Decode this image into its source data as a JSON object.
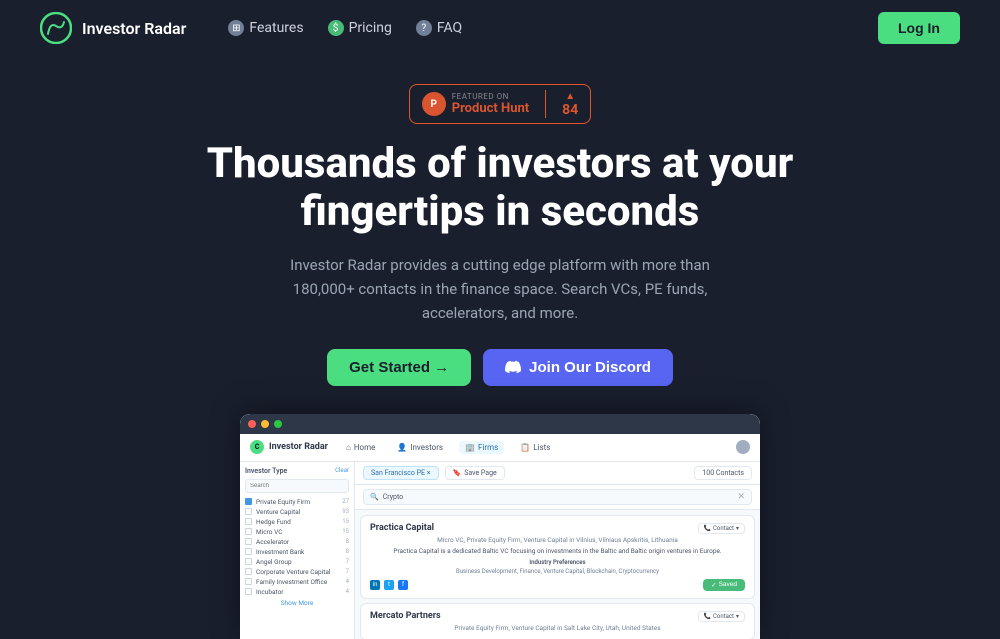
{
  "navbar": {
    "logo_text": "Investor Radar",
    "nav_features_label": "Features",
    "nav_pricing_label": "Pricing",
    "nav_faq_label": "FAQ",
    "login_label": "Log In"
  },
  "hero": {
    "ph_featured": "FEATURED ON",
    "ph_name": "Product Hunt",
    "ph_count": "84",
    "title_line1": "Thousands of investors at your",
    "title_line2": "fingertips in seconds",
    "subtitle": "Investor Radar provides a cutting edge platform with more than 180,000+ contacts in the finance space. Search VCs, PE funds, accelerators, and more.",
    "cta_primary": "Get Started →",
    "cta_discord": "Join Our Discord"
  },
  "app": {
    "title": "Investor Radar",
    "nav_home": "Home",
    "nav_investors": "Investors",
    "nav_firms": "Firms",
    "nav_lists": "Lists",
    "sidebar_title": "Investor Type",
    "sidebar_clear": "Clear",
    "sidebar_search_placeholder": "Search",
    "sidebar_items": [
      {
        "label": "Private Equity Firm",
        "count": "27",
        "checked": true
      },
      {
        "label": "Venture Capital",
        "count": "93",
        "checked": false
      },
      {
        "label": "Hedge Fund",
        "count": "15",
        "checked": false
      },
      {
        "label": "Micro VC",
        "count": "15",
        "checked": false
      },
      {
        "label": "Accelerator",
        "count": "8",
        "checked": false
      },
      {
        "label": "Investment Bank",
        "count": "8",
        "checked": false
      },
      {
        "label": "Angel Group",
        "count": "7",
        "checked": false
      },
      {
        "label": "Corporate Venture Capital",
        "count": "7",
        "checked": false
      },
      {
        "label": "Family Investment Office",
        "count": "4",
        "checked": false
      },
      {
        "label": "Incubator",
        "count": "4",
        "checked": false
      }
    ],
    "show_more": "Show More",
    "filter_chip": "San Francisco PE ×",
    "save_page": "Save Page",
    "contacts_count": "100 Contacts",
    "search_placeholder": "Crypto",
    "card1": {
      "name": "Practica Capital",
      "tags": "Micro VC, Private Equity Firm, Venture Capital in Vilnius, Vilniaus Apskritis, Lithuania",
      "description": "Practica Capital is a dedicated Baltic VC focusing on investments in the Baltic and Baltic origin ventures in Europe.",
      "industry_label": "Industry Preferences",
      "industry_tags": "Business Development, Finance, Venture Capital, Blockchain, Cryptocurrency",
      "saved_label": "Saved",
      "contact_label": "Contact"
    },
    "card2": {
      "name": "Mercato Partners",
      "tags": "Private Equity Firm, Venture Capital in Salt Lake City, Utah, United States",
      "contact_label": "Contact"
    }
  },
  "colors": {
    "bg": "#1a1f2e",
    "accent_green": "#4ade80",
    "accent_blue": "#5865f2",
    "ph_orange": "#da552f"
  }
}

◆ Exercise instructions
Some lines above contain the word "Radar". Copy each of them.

◆ Solution below
    "logo_text": "Investor Radar",
    "subtitle": "Investor Radar provides a cutting edge platform with more than 180,000+ contacts in the finance space. Search VCs, PE funds, accelerators, and more.",
    "title": "Investor Radar",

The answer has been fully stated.